Mickey goes to Rocky’s apartment and, after highlighting the ups and downs of his own career in the ring, gets around to offering his services as Rocky’s manager and trainer. He wants to help Rocky make the most of his opportunity, a chance Goldmill never got as a fighter because he never had a manager looking out for him as he states several times during the exchange of dialogue in the scene. At first Rocky is irate at Goldmill’s earlier rejections and the way, he feels, he has been unfairly treated by Mickey. The aging trainer walks away dejected, but after blowing off some steam, Rocky runs after Mickey who is walking down the street. Rocky agrees to the old trainer’s request, but the brilliance of the scene, in this blogger’s opinion, is that it is devoid of dialogue; instead body language is used to advance the narrative. That particular scene is the moment in the film that is the catalyst in creating a relationship of deep caring, concern, love and, most importantly, mutual respect between the two men; it is a relationship that will carry over into two sequels and live in Rocky’s heart forever.

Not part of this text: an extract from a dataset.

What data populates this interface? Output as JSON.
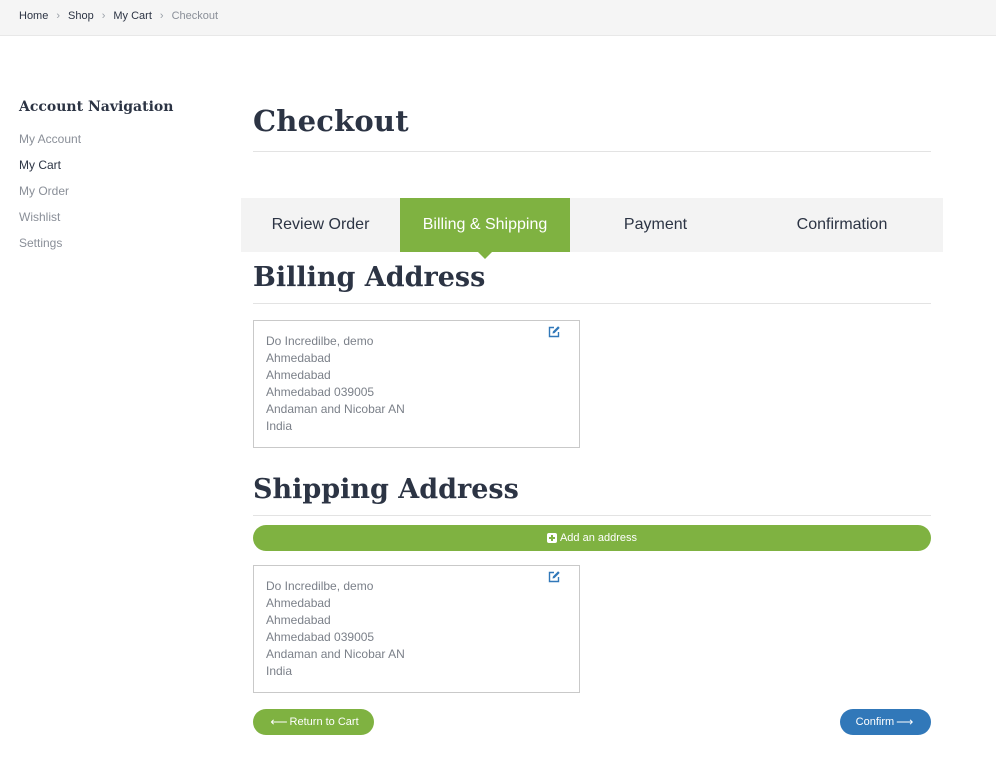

In addition, the film also launched the prolific career of composer Bill Conti (Private Benjamin). Like Stallone, Conti was not exactly a household name in 1976. Beyond a shadow of a doubt, his composition became one of the most enduring and popular parts of the original “Rocky,” as well as the subsequent five sequels. The iconic title theme, which is an orchestral /vocal hybrid, “Gonna Fly Now” was composed by Conti to accompany the film’s training montage. Conti demonstrates with his score that he had an in depth understanding of the message Stallone was attempting to convey with the film and knew exactly when to showcase the emotional impact of a scene and when to withdraw to simplistic piano music for subtlety. The soundtrack for “Rocky” went platinum and Conti was nominated for an Academy Award, Golden Globe, and Grammy for his work on the film. Although he did not win for “Rocky”, he did go onto receive Oscar gold for the 1983 Phillip Kaufman (The Unbearable Lightness of Being) directed movie “The Right Stuff”.
I don’t think it is a major spoiler for me to state that Rocky does not win the title fight against Apollo, but that wasn’t his goal to begin with. To Rocky, winning was secondary; he was more concerned with both going the distance and winning Adrian’s heart. In this blogger’s opinion, Rocky speaks to all of us who have a dream of achieving something in life and making the time we have count; not only count, but having at least one moment in our lives when we can be our quintessential best and succeed regardless of the obstacles. In the pond of life there are an awful lot of little fish swimming around and very few big fish, but at some time, somewhere in our heart of hearts, or maybe even right on our sleeve, don’t we all want to be the big fish just once? Dreams for many of us are like the hands of a child, who try as they might can’t capture the elusive butterfly that dances in front of their eyes. For many of us adults out there the butterfly is still out of reach, but Rocky teaches us to never give up on our dreams regardless of age and circumstance because that once in a lifetime shot might come to us as unexpectedly as it did to him.